Like many people without a particular religious creed, I’ve imagined Heaven in a variety of ways over my lifetime. As a kid, I pictured it as a giant ball pit, like the ones you see at Chuck E. Cheese, though ruled by neither God nor animatronic rodents. As a bigger kid, I imagined it as an infinity pool that no one ever peed in. But now that I’m an adult—now that I’ve seen Frank Capra’s 1946 film It’s A Wonderful Life countless times—I can only imagine Heaven as a thankless military bureaucracy.
Consider Clarence, the AS-2, or “angel, second-class” played by the
character actor Henry Travers. When first we see him, he’s been
dispatched by God to squire Jimmy Stewart through visions of a yuletide
netherworld. He strikes us as perhaps a little homely for Heaven, with
his gentle Muppet face and billowy eyebrows. His clothes look thrifty,
even threadbare.
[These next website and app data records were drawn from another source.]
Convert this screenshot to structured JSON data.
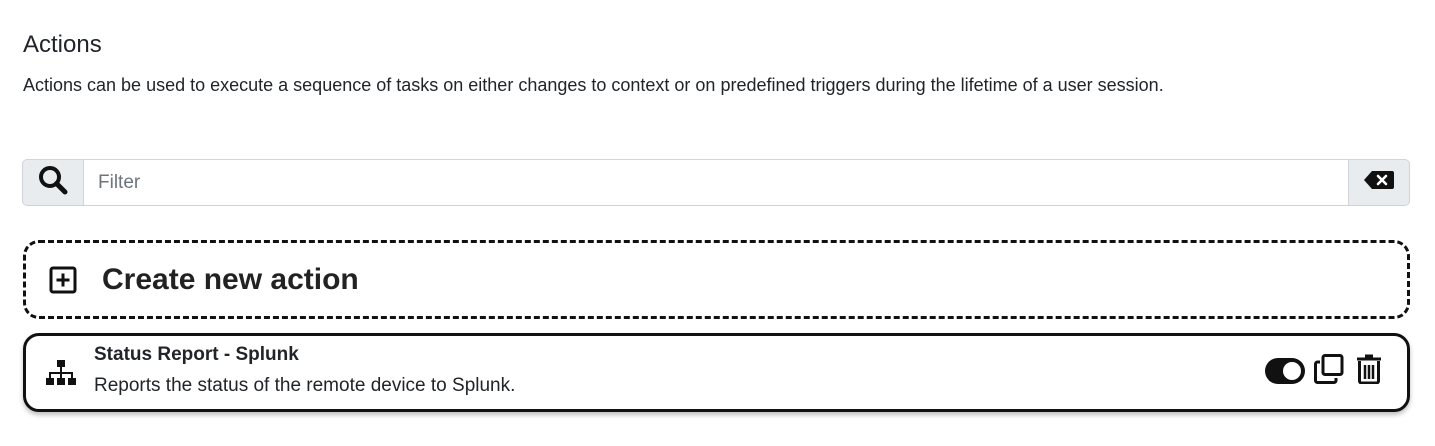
{
  "header": {
    "title": "Actions",
    "description": "Actions can be used to execute a sequence of tasks on either changes to context or on predefined triggers during the lifetime of a user session."
  },
  "filter": {
    "placeholder": "Filter",
    "value": "",
    "search_icon": "search-icon",
    "clear_icon": "backspace-icon"
  },
  "create": {
    "label": "Create new action",
    "icon": "plus-square-icon"
  },
  "actions": [
    {
      "title": "Status Report - Splunk",
      "description": "Reports the status of the remote device to Splunk.",
      "icon": "sitemap-icon",
      "enabled": true
    }
  ],
  "colors": {
    "border": "#111111",
    "addon_bg": "#e9ecef",
    "text": "#212529"
  }
}
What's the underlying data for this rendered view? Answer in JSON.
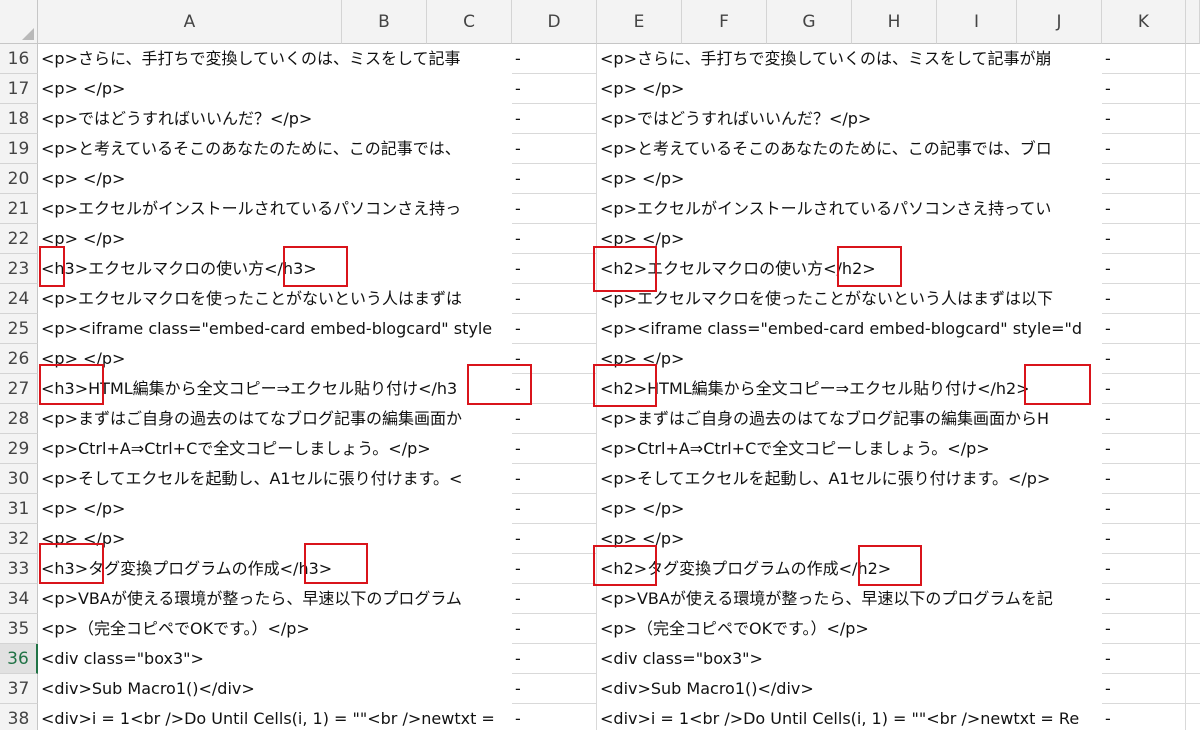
{
  "spreadsheet": {
    "columns": [
      "A",
      "B",
      "C",
      "D",
      "E",
      "F",
      "G",
      "H",
      "I",
      "J",
      "K"
    ],
    "active_row": "36",
    "highlight_color": "#d9141b",
    "rows": [
      {
        "num": "16",
        "a": "<p>さらに、手打ちで変換していくのは、ミスをして記事",
        "d": "-",
        "e": "<p>さらに、手打ちで変換していくのは、ミスをして記事が崩",
        "k": "-"
      },
      {
        "num": "17",
        "a": "<p> </p>",
        "d": "-",
        "e": "<p> </p>",
        "k": "-"
      },
      {
        "num": "18",
        "a": "<p>ではどうすればいいんだ？</p>",
        "d": "-",
        "e": "<p>ではどうすればいいんだ？</p>",
        "k": "-"
      },
      {
        "num": "19",
        "a": "<p>と考えているそこのあなたのために、この記事では、",
        "d": "-",
        "e": "<p>と考えているそこのあなたのために、この記事では、ブロ",
        "k": "-"
      },
      {
        "num": "20",
        "a": "<p> </p>",
        "d": "-",
        "e": "<p> </p>",
        "k": "-"
      },
      {
        "num": "21",
        "a": "<p>エクセルがインストールされているパソコンさえ持っ",
        "d": "-",
        "e": "<p>エクセルがインストールされているパソコンさえ持ってい",
        "k": "-"
      },
      {
        "num": "22",
        "a": "<p> </p>",
        "d": "-",
        "e": "<p> </p>",
        "k": "-"
      },
      {
        "num": "23",
        "a": "<h3>エクセルマクロの使い方</h3>",
        "d": "-",
        "e": "<h2>エクセルマクロの使い方</h2>",
        "k": "-"
      },
      {
        "num": "24",
        "a": "<p>エクセルマクロを使ったことがないという人はまずは",
        "d": "-",
        "e": "<p>エクセルマクロを使ったことがないという人はまずは以下",
        "k": "-"
      },
      {
        "num": "25",
        "a": "<p><iframe class=\"embed-card embed-blogcard\" style",
        "d": "-",
        "e": "<p><iframe class=\"embed-card embed-blogcard\" style=\"d",
        "k": "-"
      },
      {
        "num": "26",
        "a": "<p> </p>",
        "d": "-",
        "e": "<p> </p>",
        "k": "-"
      },
      {
        "num": "27",
        "a": "<h3>HTML編集から全文コピー⇒エクセル貼り付け</h3",
        "d": "-",
        "e": "<h2>HTML編集から全文コピー⇒エクセル貼り付け</h2>",
        "k": "-"
      },
      {
        "num": "28",
        "a": "<p>まずはご自身の過去のはてなブログ記事の編集画面か",
        "d": "-",
        "e": "<p>まずはご自身の過去のはてなブログ記事の編集画面からH",
        "k": "-"
      },
      {
        "num": "29",
        "a": "<p>Ctrl+A⇒Ctrl+Cで全文コピーしましょう。</p>",
        "d": "-",
        "e": "<p>Ctrl+A⇒Ctrl+Cで全文コピーしましょう。</p>",
        "k": "-"
      },
      {
        "num": "30",
        "a": "<p>そしてエクセルを起動し、A1セルに張り付けます。<",
        "d": "-",
        "e": "<p>そしてエクセルを起動し、A1セルに張り付けます。</p>",
        "k": "-"
      },
      {
        "num": "31",
        "a": "<p> </p>",
        "d": "-",
        "e": "<p> </p>",
        "k": "-"
      },
      {
        "num": "32",
        "a": "<p> </p>",
        "d": "-",
        "e": "<p> </p>",
        "k": "-"
      },
      {
        "num": "33",
        "a": "<h3>タグ変換プログラムの作成</h3>",
        "d": "-",
        "e": "<h2>タグ変換プログラムの作成</h2>",
        "k": "-"
      },
      {
        "num": "34",
        "a": "<p>VBAが使える環境が整ったら、早速以下のプログラム",
        "d": "-",
        "e": "<p>VBAが使える環境が整ったら、早速以下のプログラムを記",
        "k": "-"
      },
      {
        "num": "35",
        "a": "<p>（完全コピペでOKです。）</p>",
        "d": "-",
        "e": "<p>（完全コピペでOKです。）</p>",
        "k": "-"
      },
      {
        "num": "36",
        "a": "<div class=\"box3\">",
        "d": "-",
        "e": "<div class=\"box3\">",
        "k": "-"
      },
      {
        "num": "37",
        "a": "<div>Sub Macro1()</div>",
        "d": "-",
        "e": "<div>Sub Macro1()</div>",
        "k": "-"
      },
      {
        "num": "38",
        "a": "<div>i = 1<br />Do Until Cells(i, 1) = \"\"<br />newtxt =",
        "d": "-",
        "e": "<div>i = 1<br />Do Until Cells(i, 1) = \"\"<br />newtxt = Re",
        "k": "-"
      }
    ]
  }
}
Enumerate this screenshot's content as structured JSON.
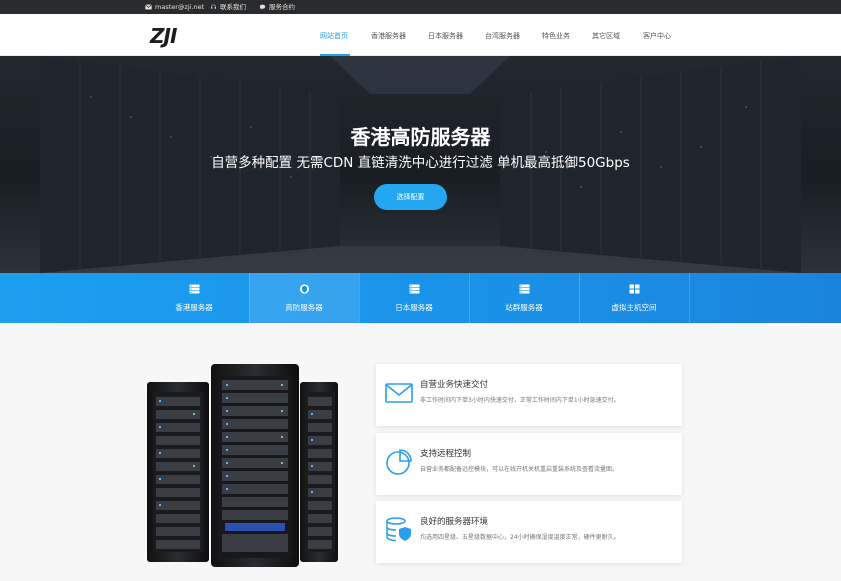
{
  "topbar": {
    "email": "master@zji.net",
    "contact": "联系我们",
    "agreement": "服务合约",
    "icons": [
      "mail-icon",
      "chat-icon",
      "comment-icon"
    ]
  },
  "header": {
    "logo": "ZJI",
    "nav": [
      {
        "label": "网站首页",
        "active": true
      },
      {
        "label": "香港服务器"
      },
      {
        "label": "日本服务器"
      },
      {
        "label": "台湾服务器"
      },
      {
        "label": "特色业务"
      },
      {
        "label": "其它区域"
      },
      {
        "label": "客户中心"
      }
    ]
  },
  "hero": {
    "title": "香港高防服务器",
    "subtitle": "自营多种配置 无需CDN 直链清洗中心进行过滤 单机最高抵御50Gbps",
    "button": "选择配置"
  },
  "categories": [
    {
      "label": "香港服务器",
      "icon": "server-icon"
    },
    {
      "label": "高防服务器",
      "icon": "shield-icon",
      "active": true
    },
    {
      "label": "日本服务器",
      "icon": "server-icon"
    },
    {
      "label": "站群服务器",
      "icon": "server-icon"
    },
    {
      "label": "虚拟主机空间",
      "icon": "grid-icon"
    }
  ],
  "features": [
    {
      "title": "自营业务快速交付",
      "desc": "非工作时间内下单3小时内快速交付，正常工作时间内下单1小时急速交付。",
      "icon": "envelope-icon"
    },
    {
      "title": "支持远程控制",
      "desc": "自营业务都配备远控模块，可以在线开机关机重启重装系统及查看流量图。",
      "icon": "pie-chart-icon"
    },
    {
      "title": "良好的服务器环境",
      "desc": "均选用四星级、五星级数据中心，24小时确保湿度温度正常，硬件更耐久。",
      "icon": "database-shield-icon"
    }
  ],
  "colors": {
    "accent": "#2c9fe8",
    "band": "#1a94ea",
    "topbar": "#2a2b2d"
  }
}
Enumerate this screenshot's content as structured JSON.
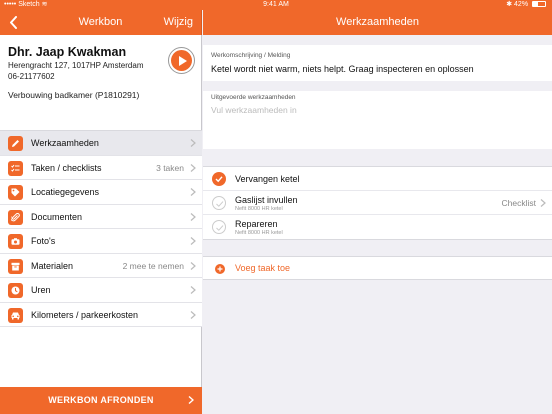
{
  "status_bar": {
    "carrier": "Sketch",
    "time": "9:41 AM",
    "battery": "42%",
    "battery_level": 0.42
  },
  "left_nav": {
    "title": "Werkbon",
    "action": "Wijzig"
  },
  "right_nav": {
    "title": "Werkzaamheden"
  },
  "customer": {
    "name": "Dhr. Jaap Kwakman",
    "address": "Herengracht 127, 1017HP Amsterdam",
    "phone": "06-21177602",
    "project": "Verbouwing badkamer (P1810291)"
  },
  "menu": {
    "items": [
      {
        "label": "Werkzaamheden",
        "meta": "",
        "icon": "pencil-icon"
      },
      {
        "label": "Taken / checklists",
        "meta": "3 taken",
        "icon": "checklist-icon"
      },
      {
        "label": "Locatiegegevens",
        "meta": "",
        "icon": "tag-icon"
      },
      {
        "label": "Documenten",
        "meta": "",
        "icon": "paperclip-icon"
      },
      {
        "label": "Foto's",
        "meta": "",
        "icon": "camera-icon"
      },
      {
        "label": "Materialen",
        "meta": "2 mee te nemen",
        "icon": "box-icon"
      },
      {
        "label": "Uren",
        "meta": "",
        "icon": "clock-icon"
      },
      {
        "label": "Kilometers / parkeerkosten",
        "meta": "",
        "icon": "car-icon"
      }
    ]
  },
  "finish_button": "WERKBON AFRONDEN",
  "description": {
    "label": "Werkomschrijving / Melding",
    "text": "Ketel wordt niet warm, niets helpt. Graag inspecteren en oplossen"
  },
  "work_done": {
    "label": "Uitgevoerde werkzaamheden",
    "placeholder": "Vul werkzaamheden in"
  },
  "tasks": [
    {
      "title": "Vervangen ketel",
      "sub": "",
      "meta": "",
      "done": true
    },
    {
      "title": "Gaslijst invullen",
      "sub": "Nefit 8000 HR ketel",
      "meta": "Checklist",
      "done": false
    },
    {
      "title": "Repareren",
      "sub": "Nefit 8000 HR ketel",
      "meta": "",
      "done": false
    }
  ],
  "add_task": "Voeg taak toe",
  "colors": {
    "accent": "#f0682a"
  }
}
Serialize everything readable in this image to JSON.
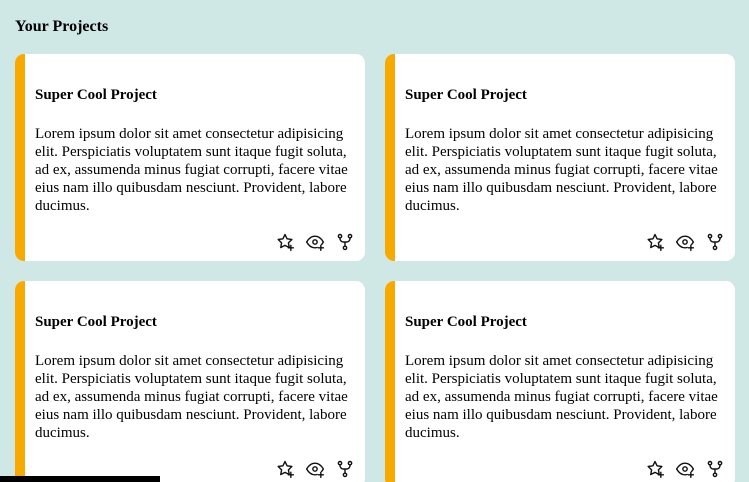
{
  "section": {
    "title": "Your Projects"
  },
  "colors": {
    "background": "#cfe7e5",
    "card": "#ffffff",
    "accent": "#f8a900"
  },
  "projects": [
    {
      "title": "Super Cool Project",
      "description": "Lorem ipsum dolor sit amet consectetur adipisicing elit. Perspiciatis voluptatem sunt itaque fugit soluta, ad ex, assumenda minus fugiat corrupti, facere vitae eius nam illo quibusdam nesciunt. Provident, labore ducimus.",
      "actions": [
        "star-plus-icon",
        "eye-plus-icon",
        "fork-icon"
      ]
    },
    {
      "title": "Super Cool Project",
      "description": "Lorem ipsum dolor sit amet consectetur adipisicing elit. Perspiciatis voluptatem sunt itaque fugit soluta, ad ex, assumenda minus fugiat corrupti, facere vitae eius nam illo quibusdam nesciunt. Provident, labore ducimus.",
      "actions": [
        "star-plus-icon",
        "eye-plus-icon",
        "fork-icon"
      ]
    },
    {
      "title": "Super Cool Project",
      "description": "Lorem ipsum dolor sit amet consectetur adipisicing elit. Perspiciatis voluptatem sunt itaque fugit soluta, ad ex, assumenda minus fugiat corrupti, facere vitae eius nam illo quibusdam nesciunt. Provident, labore ducimus.",
      "actions": [
        "star-plus-icon",
        "eye-plus-icon",
        "fork-icon"
      ]
    },
    {
      "title": "Super Cool Project",
      "description": "Lorem ipsum dolor sit amet consectetur adipisicing elit. Perspiciatis voluptatem sunt itaque fugit soluta, ad ex, assumenda minus fugiat corrupti, facere vitae eius nam illo quibusdam nesciunt. Provident, labore ducimus.",
      "actions": [
        "star-plus-icon",
        "eye-plus-icon",
        "fork-icon"
      ]
    }
  ]
}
He has a single shirt to his name—the same one he died
in—and a single ambition: to gain a rank and his proverbial wings.
Practically speaking, this means he has to work on Christmas. ... [mehr] http://lithub.com/real-gratitude-shouldnt-be-easy-on-its-a-wonderful-life/